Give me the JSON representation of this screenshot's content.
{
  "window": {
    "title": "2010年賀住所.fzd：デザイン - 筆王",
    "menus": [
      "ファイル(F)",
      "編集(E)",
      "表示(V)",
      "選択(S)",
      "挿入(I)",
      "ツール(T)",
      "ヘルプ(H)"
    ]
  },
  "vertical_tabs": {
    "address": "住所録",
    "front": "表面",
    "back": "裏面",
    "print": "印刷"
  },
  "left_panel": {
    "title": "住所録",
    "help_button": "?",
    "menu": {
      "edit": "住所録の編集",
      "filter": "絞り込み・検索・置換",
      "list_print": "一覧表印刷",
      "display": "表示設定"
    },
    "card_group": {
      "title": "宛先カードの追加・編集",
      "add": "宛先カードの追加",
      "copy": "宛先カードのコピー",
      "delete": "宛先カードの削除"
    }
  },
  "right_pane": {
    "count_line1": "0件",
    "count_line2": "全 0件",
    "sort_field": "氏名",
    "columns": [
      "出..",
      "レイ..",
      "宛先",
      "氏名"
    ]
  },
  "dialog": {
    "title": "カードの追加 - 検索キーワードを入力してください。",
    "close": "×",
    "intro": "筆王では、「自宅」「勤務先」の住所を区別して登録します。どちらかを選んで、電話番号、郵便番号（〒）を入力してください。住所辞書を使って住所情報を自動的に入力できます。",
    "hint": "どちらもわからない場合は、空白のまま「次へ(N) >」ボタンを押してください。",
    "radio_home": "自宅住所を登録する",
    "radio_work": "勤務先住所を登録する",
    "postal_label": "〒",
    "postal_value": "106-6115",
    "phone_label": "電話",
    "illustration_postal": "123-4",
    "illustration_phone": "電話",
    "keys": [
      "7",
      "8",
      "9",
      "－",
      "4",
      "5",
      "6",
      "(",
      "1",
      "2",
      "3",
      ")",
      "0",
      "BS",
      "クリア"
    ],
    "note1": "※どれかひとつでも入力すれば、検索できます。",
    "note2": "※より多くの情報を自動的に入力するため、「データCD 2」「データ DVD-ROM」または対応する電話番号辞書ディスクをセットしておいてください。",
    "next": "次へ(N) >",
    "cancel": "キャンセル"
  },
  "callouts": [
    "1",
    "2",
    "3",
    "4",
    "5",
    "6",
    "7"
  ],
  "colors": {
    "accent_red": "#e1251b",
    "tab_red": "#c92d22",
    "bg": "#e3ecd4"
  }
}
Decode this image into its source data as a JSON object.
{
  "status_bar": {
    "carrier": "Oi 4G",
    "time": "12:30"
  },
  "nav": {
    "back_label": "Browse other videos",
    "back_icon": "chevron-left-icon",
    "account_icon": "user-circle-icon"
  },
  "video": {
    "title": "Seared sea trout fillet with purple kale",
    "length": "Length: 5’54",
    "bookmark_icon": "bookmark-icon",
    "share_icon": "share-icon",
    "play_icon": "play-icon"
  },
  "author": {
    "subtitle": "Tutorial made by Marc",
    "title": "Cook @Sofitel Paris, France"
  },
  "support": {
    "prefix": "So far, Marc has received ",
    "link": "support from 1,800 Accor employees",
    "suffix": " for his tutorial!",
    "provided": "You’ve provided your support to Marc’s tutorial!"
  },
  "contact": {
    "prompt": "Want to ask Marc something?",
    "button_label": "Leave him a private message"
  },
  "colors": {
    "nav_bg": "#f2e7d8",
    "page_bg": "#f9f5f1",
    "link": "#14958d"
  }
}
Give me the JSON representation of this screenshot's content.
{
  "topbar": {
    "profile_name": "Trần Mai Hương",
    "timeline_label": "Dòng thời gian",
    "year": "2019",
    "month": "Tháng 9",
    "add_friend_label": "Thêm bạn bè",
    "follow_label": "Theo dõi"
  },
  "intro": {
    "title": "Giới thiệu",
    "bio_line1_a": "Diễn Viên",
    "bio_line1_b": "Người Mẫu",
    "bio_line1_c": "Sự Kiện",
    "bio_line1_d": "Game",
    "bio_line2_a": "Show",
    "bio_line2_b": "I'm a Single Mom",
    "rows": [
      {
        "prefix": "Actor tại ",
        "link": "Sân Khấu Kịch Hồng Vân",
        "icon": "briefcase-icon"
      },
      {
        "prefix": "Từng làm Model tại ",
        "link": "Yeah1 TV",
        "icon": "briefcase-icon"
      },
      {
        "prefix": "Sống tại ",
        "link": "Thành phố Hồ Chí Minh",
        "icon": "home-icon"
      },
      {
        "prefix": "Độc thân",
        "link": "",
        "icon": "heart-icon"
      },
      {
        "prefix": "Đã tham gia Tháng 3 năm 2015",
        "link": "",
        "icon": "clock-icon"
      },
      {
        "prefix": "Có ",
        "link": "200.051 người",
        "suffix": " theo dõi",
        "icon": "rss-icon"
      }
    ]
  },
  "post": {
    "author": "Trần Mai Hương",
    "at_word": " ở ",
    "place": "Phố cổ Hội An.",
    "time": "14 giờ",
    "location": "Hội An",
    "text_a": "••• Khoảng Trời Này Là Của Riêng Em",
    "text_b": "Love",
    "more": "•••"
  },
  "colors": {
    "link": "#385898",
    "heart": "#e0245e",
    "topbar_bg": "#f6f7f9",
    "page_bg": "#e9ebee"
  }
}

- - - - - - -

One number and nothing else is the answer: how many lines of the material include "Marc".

# Output of the task
4